What is needed is an exact retyping of each entry, pictures excluded.

**Material to process:**
::::::::::
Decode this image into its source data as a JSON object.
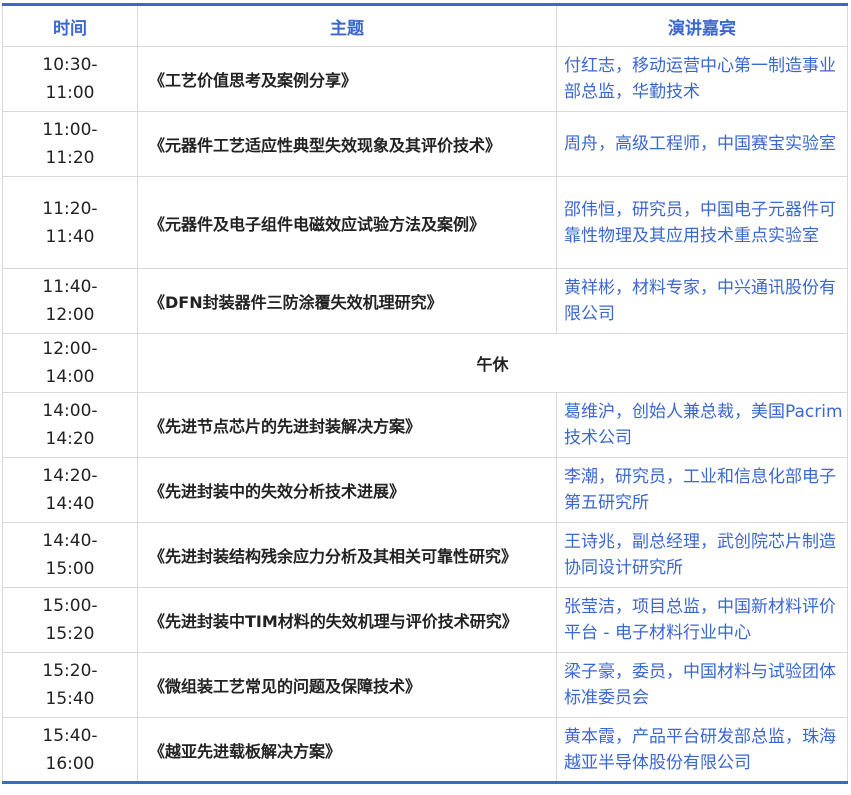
{
  "header": {
    "time": "时间",
    "topic": "主题",
    "speaker": "演讲嘉宾"
  },
  "rows": [
    {
      "start": "10:30-",
      "end": "11:00",
      "topic": "《工艺价值思考及案例分享》",
      "speaker": "付红志，移动运营中心第一制造事业部总监，华勤技术"
    },
    {
      "start": "11:00-",
      "end": "11:20",
      "topic": "《元器件工艺适应性典型失效现象及其评价技术》",
      "speaker": "周舟，高级工程师，中国赛宝实验室"
    },
    {
      "start": "11:20-",
      "end": "11:40",
      "topic": "《元器件及电子组件电磁效应试验方法及案例》",
      "speaker": "邵伟恒，研究员，中国电子元器件可靠性物理及其应用技术重点实验室"
    },
    {
      "start": "11:40-",
      "end": "12:00",
      "topic": "《DFN封装器件三防涂覆失效机理研究》",
      "speaker": "黄祥彬，材料专家，中兴通讯股份有限公司"
    },
    {
      "start": "12:00-",
      "end": "14:00",
      "topic": "午休",
      "speaker": ""
    },
    {
      "start": "14:00-",
      "end": "14:20",
      "topic": "《先进节点芯片的先进封装解决方案》",
      "speaker": "葛维沪，创始人兼总裁，美国Pacrim技术公司"
    },
    {
      "start": "14:20-",
      "end": "14:40",
      "topic": "《先进封装中的失效分析技术进展》",
      "speaker": "李潮，研究员，工业和信息化部电子第五研究所"
    },
    {
      "start": "14:40-",
      "end": "15:00",
      "topic": "《先进封装结构残余应力分析及其相关可靠性研究》",
      "speaker": "王诗兆，副总经理，武创院芯片制造协同设计研究所"
    },
    {
      "start": "15:00-",
      "end": "15:20",
      "topic": "《先进封装中TIM材料的失效机理与评价技术研究》",
      "speaker": "张莹洁，项目总监，中国新材料评价平台 - 电子材料行业中心"
    },
    {
      "start": "15:20-",
      "end": "15:40",
      "topic": "《微组装工艺常见的问题及保障技术》",
      "speaker": "梁子豪，委员，中国材料与试验团体标准委员会"
    },
    {
      "start": "15:40-",
      "end": "16:00",
      "topic": "《越亚先进载板解决方案》",
      "speaker": "黄本霞，产品平台研发部总监，珠海越亚半导体股份有限公司"
    }
  ]
}
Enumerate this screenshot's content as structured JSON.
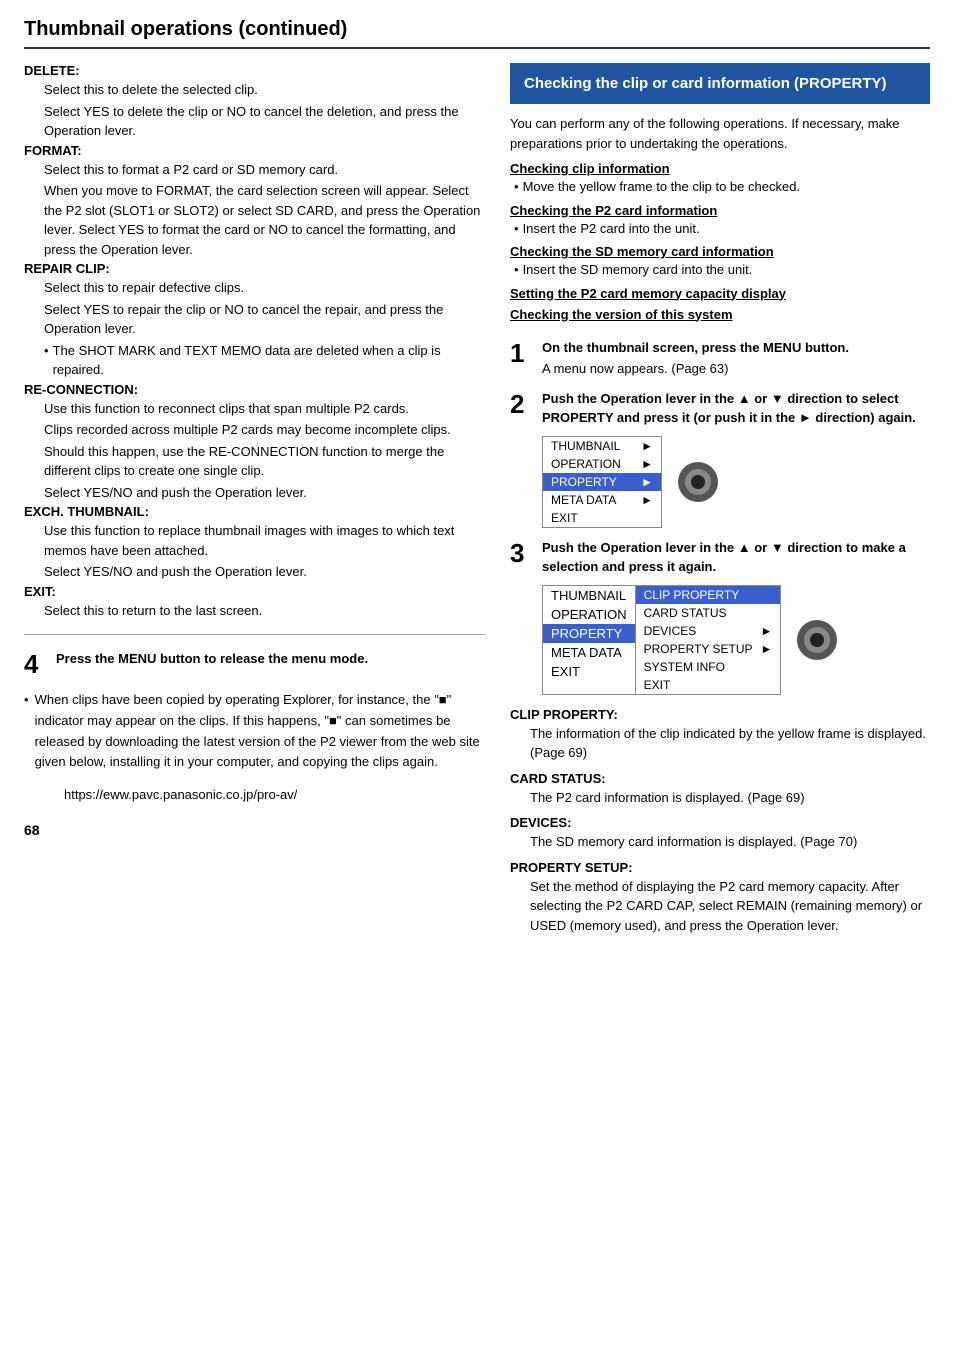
{
  "page": {
    "title": "Thumbnail operations (continued)",
    "footer_page": "68"
  },
  "left_col": {
    "sections": [
      {
        "label": "DELETE:",
        "texts": [
          "Select this to delete the selected clip.",
          "Select YES to delete the clip or NO to cancel the deletion, and press the Operation lever."
        ]
      },
      {
        "label": "FORMAT:",
        "texts": [
          "Select this to format a P2 card or SD memory card.",
          "When you move to FORMAT, the card selection screen will appear. Select the P2 slot (SLOT1 or SLOT2) or select SD CARD, and press the Operation lever. Select YES to format the card or NO to cancel the formatting, and press the Operation lever."
        ]
      },
      {
        "label": "REPAIR CLIP:",
        "texts": [
          "Select this to repair defective clips.",
          "Select YES to repair the clip or NO to cancel the repair, and press the Operation lever."
        ],
        "bullets": [
          "The SHOT MARK and TEXT MEMO data are deleted when a clip is repaired."
        ]
      },
      {
        "label": "RE-CONNECTION:",
        "texts": [
          "Use this function to reconnect clips that span multiple P2 cards.",
          "Clips recorded across multiple P2 cards may become incomplete clips.",
          "Should this happen, use the RE-CONNECTION function to merge the different clips to create one single clip.",
          "Select YES/NO and push the Operation lever."
        ]
      },
      {
        "label": "EXCH. THUMBNAIL:",
        "texts": [
          "Use this function to replace thumbnail images with images to which text memos have been attached.",
          "Select YES/NO and push the Operation lever."
        ]
      },
      {
        "label": "EXIT:",
        "texts": [
          "Select this to return to the last screen."
        ]
      }
    ],
    "step4": {
      "number": "4",
      "title": "Press the MENU button to release the menu mode."
    },
    "note": {
      "bullets": [
        "When clips have been copied by operating Explorer, for instance, the \"■\" indicator may appear on the clips. If this happens, \"■\" can sometimes be released by downloading the latest version of the P2 viewer from the web site given below, installing it in your computer, and copying the clips again."
      ]
    },
    "url": "https://eww.pavc.panasonic.co.jp/pro-av/"
  },
  "right_col": {
    "header": "Checking the clip or card information (PROPERTY)",
    "intro": "You can perform any of the following operations. If necessary, make preparations prior to undertaking the operations.",
    "check_items": [
      {
        "label": "Checking clip information",
        "bullet": "Move the yellow frame to the clip to be checked."
      },
      {
        "label": "Checking the P2 card information",
        "bullet": "Insert the P2 card into the unit."
      },
      {
        "label": "Checking the SD memory card information",
        "bullet": "Insert the SD memory card into the unit."
      },
      {
        "label": "Setting the P2 card memory capacity display",
        "bullet": null
      },
      {
        "label": "Checking the version of this system",
        "bullet": null
      }
    ],
    "step1": {
      "number": "1",
      "title": "On the thumbnail screen, press the MENU button.",
      "desc": "A menu now appears. (Page 63)"
    },
    "step2": {
      "number": "2",
      "title": "Push the Operation lever in the ▲ or ▼ direction to select PROPERTY and press it (or push it in the ► direction) again.",
      "menu": {
        "items": [
          {
            "label": "THUMBNAIL",
            "arrow": "►",
            "highlighted": false
          },
          {
            "label": "OPERATION",
            "arrow": "►",
            "highlighted": false
          },
          {
            "label": "PROPERTY",
            "arrow": "►",
            "highlighted": true
          },
          {
            "label": "META DATA",
            "arrow": "►",
            "highlighted": false
          },
          {
            "label": "EXIT",
            "arrow": "",
            "highlighted": false
          }
        ]
      }
    },
    "step3": {
      "number": "3",
      "title": "Push the Operation lever in the ▲ or ▼ direction to make a selection and press it again.",
      "menu": {
        "left_items": [
          {
            "label": "THUMBNAIL",
            "highlighted": false
          },
          {
            "label": "OPERATION",
            "highlighted": false
          },
          {
            "label": "PROPERTY",
            "highlighted": true
          },
          {
            "label": "META DATA",
            "highlighted": false
          },
          {
            "label": "EXIT",
            "highlighted": false
          }
        ],
        "right_items": [
          {
            "label": "CLIP PROPERTY",
            "highlighted": true
          },
          {
            "label": "CARD STATUS",
            "highlighted": false
          },
          {
            "label": "DEVICES",
            "arrow": "►",
            "highlighted": false
          },
          {
            "label": "PROPERTY SETUP",
            "arrow": "►",
            "highlighted": false
          },
          {
            "label": "SYSTEM INFO",
            "highlighted": false
          },
          {
            "label": "EXIT",
            "highlighted": false
          }
        ]
      }
    },
    "clip_sections": [
      {
        "label": "CLIP PROPERTY:",
        "text": "The information of the clip indicated by the yellow frame is displayed. (Page 69)"
      },
      {
        "label": "CARD STATUS:",
        "text": "The P2 card information is displayed. (Page 69)"
      },
      {
        "label": "DEVICES:",
        "text": "The SD memory card information is displayed. (Page 70)"
      },
      {
        "label": "PROPERTY SETUP:",
        "text": "Set the method of displaying the P2 card memory capacity. After selecting the P2 CARD CAP, select REMAIN (remaining memory) or USED (memory used), and press the Operation lever."
      }
    ]
  }
}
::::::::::
**Completed task:**
Decode this image into its source data as a JSON object.
{
  "header": {
    "time": "时间",
    "topic": "主题",
    "speaker": "演讲嘉宾"
  },
  "rows": [
    {
      "start": "10:30-",
      "end": "11:00",
      "topic": "《工艺价值思考及案例分享》",
      "speaker": "付红志，移动运营中心第一制造事业部总监，华勤技术"
    },
    {
      "start": "11:00-",
      "end": "11:20",
      "topic": "《元器件工艺适应性典型失效现象及其评价技术》",
      "speaker": "周舟，高级工程师，中国赛宝实验室"
    },
    {
      "start": "11:20-",
      "end": "11:40",
      "topic": "《元器件及电子组件电磁效应试验方法及案例》",
      "speaker": "邵伟恒，研究员，中国电子元器件可靠性物理及其应用技术重点实验室"
    },
    {
      "start": "11:40-",
      "end": "12:00",
      "topic": "《DFN封装器件三防涂覆失效机理研究》",
      "speaker": "黄祥彬，材料专家，中兴通讯股份有限公司"
    },
    {
      "start": "12:00-",
      "end": "14:00",
      "topic": "午休",
      "speaker": ""
    },
    {
      "start": "14:00-",
      "end": "14:20",
      "topic": "《先进节点芯片的先进封装解决方案》",
      "speaker": "葛维沪，创始人兼总裁，美国Pacrim技术公司"
    },
    {
      "start": "14:20-",
      "end": "14:40",
      "topic": "《先进封装中的失效分析技术进展》",
      "speaker": "李潮，研究员，工业和信息化部电子第五研究所"
    },
    {
      "start": "14:40-",
      "end": "15:00",
      "topic": "《先进封装结构残余应力分析及其相关可靠性研究》",
      "speaker": "王诗兆，副总经理，武创院芯片制造协同设计研究所"
    },
    {
      "start": "15:00-",
      "end": "15:20",
      "topic": "《先进封装中TIM材料的失效机理与评价技术研究》",
      "speaker": "张莹洁，项目总监，中国新材料评价平台 - 电子材料行业中心"
    },
    {
      "start": "15:20-",
      "end": "15:40",
      "topic": "《微组装工艺常见的问题及保障技术》",
      "speaker": "梁子豪，委员，中国材料与试验团体标准委员会"
    },
    {
      "start": "15:40-",
      "end": "16:00",
      "topic": "《越亚先进载板解决方案》",
      "speaker": "黄本霞，产品平台研发部总监，珠海越亚半导体股份有限公司"
    }
  ]
}
Enumerate this screenshot's content as structured JSON.
{
  "page": {
    "title": "Thumbnail operations (continued)",
    "footer_page": "68"
  },
  "left_col": {
    "sections": [
      {
        "label": "DELETE:",
        "texts": [
          "Select this to delete the selected clip.",
          "Select YES to delete the clip or NO to cancel the deletion, and press the Operation lever."
        ]
      },
      {
        "label": "FORMAT:",
        "texts": [
          "Select this to format a P2 card or SD memory card.",
          "When you move to FORMAT, the card selection screen will appear. Select the P2 slot (SLOT1 or SLOT2) or select SD CARD, and press the Operation lever. Select YES to format the card or NO to cancel the formatting, and press the Operation lever."
        ]
      },
      {
        "label": "REPAIR CLIP:",
        "texts": [
          "Select this to repair defective clips.",
          "Select YES to repair the clip or NO to cancel the repair, and press the Operation lever."
        ],
        "bullets": [
          "The SHOT MARK and TEXT MEMO data are deleted when a clip is repaired."
        ]
      },
      {
        "label": "RE-CONNECTION:",
        "texts": [
          "Use this function to reconnect clips that span multiple P2 cards.",
          "Clips recorded across multiple P2 cards may become incomplete clips.",
          "Should this happen, use the RE-CONNECTION function to merge the different clips to create one single clip.",
          "Select YES/NO and push the Operation lever."
        ]
      },
      {
        "label": "EXCH. THUMBNAIL:",
        "texts": [
          "Use this function to replace thumbnail images with images to which text memos have been attached.",
          "Select YES/NO and push the Operation lever."
        ]
      },
      {
        "label": "EXIT:",
        "texts": [
          "Select this to return to the last screen."
        ]
      }
    ],
    "step4": {
      "number": "4",
      "title": "Press the MENU button to release the menu mode."
    },
    "note": {
      "bullets": [
        "When clips have been copied by operating Explorer, for instance, the \"■\" indicator may appear on the clips. If this happens, \"■\" can sometimes be released by downloading the latest version of the P2 viewer from the web site given below, installing it in your computer, and copying the clips again."
      ]
    },
    "url": "https://eww.pavc.panasonic.co.jp/pro-av/"
  },
  "right_col": {
    "header": "Checking the clip or card information (PROPERTY)",
    "intro": "You can perform any of the following operations. If necessary, make preparations prior to undertaking the operations.",
    "check_items": [
      {
        "label": "Checking clip information",
        "bullet": "Move the yellow frame to the clip to be checked."
      },
      {
        "label": "Checking the P2 card information",
        "bullet": "Insert the P2 card into the unit."
      },
      {
        "label": "Checking the SD memory card information",
        "bullet": "Insert the SD memory card into the unit."
      },
      {
        "label": "Setting the P2 card memory capacity display",
        "bullet": null
      },
      {
        "label": "Checking the version of this system",
        "bullet": null
      }
    ],
    "step1": {
      "number": "1",
      "title": "On the thumbnail screen, press the MENU button.",
      "desc": "A menu now appears. (Page 63)"
    },
    "step2": {
      "number": "2",
      "title": "Push the Operation lever in the ▲ or ▼ direction to select PROPERTY and press it (or push it in the ► direction) again.",
      "menu": {
        "items": [
          {
            "label": "THUMBNAIL",
            "arrow": "►",
            "highlighted": false
          },
          {
            "label": "OPERATION",
            "arrow": "►",
            "highlighted": false
          },
          {
            "label": "PROPERTY",
            "arrow": "►",
            "highlighted": true
          },
          {
            "label": "META DATA",
            "arrow": "►",
            "highlighted": false
          },
          {
            "label": "EXIT",
            "arrow": "",
            "highlighted": false
          }
        ]
      }
    },
    "step3": {
      "number": "3",
      "title": "Push the Operation lever in the ▲ or ▼ direction to make a selection and press it again.",
      "menu": {
        "left_items": [
          {
            "label": "THUMBNAIL",
            "highlighted": false
          },
          {
            "label": "OPERATION",
            "highlighted": false
          },
          {
            "label": "PROPERTY",
            "highlighted": true
          },
          {
            "label": "META DATA",
            "highlighted": false
          },
          {
            "label": "EXIT",
            "highlighted": false
          }
        ],
        "right_items": [
          {
            "label": "CLIP PROPERTY",
            "highlighted": true
          },
          {
            "label": "CARD STATUS",
            "highlighted": false
          },
          {
            "label": "DEVICES",
            "arrow": "►",
            "highlighted": false
          },
          {
            "label": "PROPERTY SETUP",
            "arrow": "►",
            "highlighted": false
          },
          {
            "label": "SYSTEM INFO",
            "highlighted": false
          },
          {
            "label": "EXIT",
            "highlighted": false
          }
        ]
      }
    },
    "clip_sections": [
      {
        "label": "CLIP PROPERTY:",
        "text": "The information of the clip indicated by the yellow frame is displayed. (Page 69)"
      },
      {
        "label": "CARD STATUS:",
        "text": "The P2 card information is displayed. (Page 69)"
      },
      {
        "label": "DEVICES:",
        "text": "The SD memory card information is displayed. (Page 70)"
      },
      {
        "label": "PROPERTY SETUP:",
        "text": "Set the method of displaying the P2 card memory capacity. After selecting the P2 CARD CAP, select REMAIN (remaining memory) or USED (memory used), and press the Operation lever."
      }
    ]
  }
}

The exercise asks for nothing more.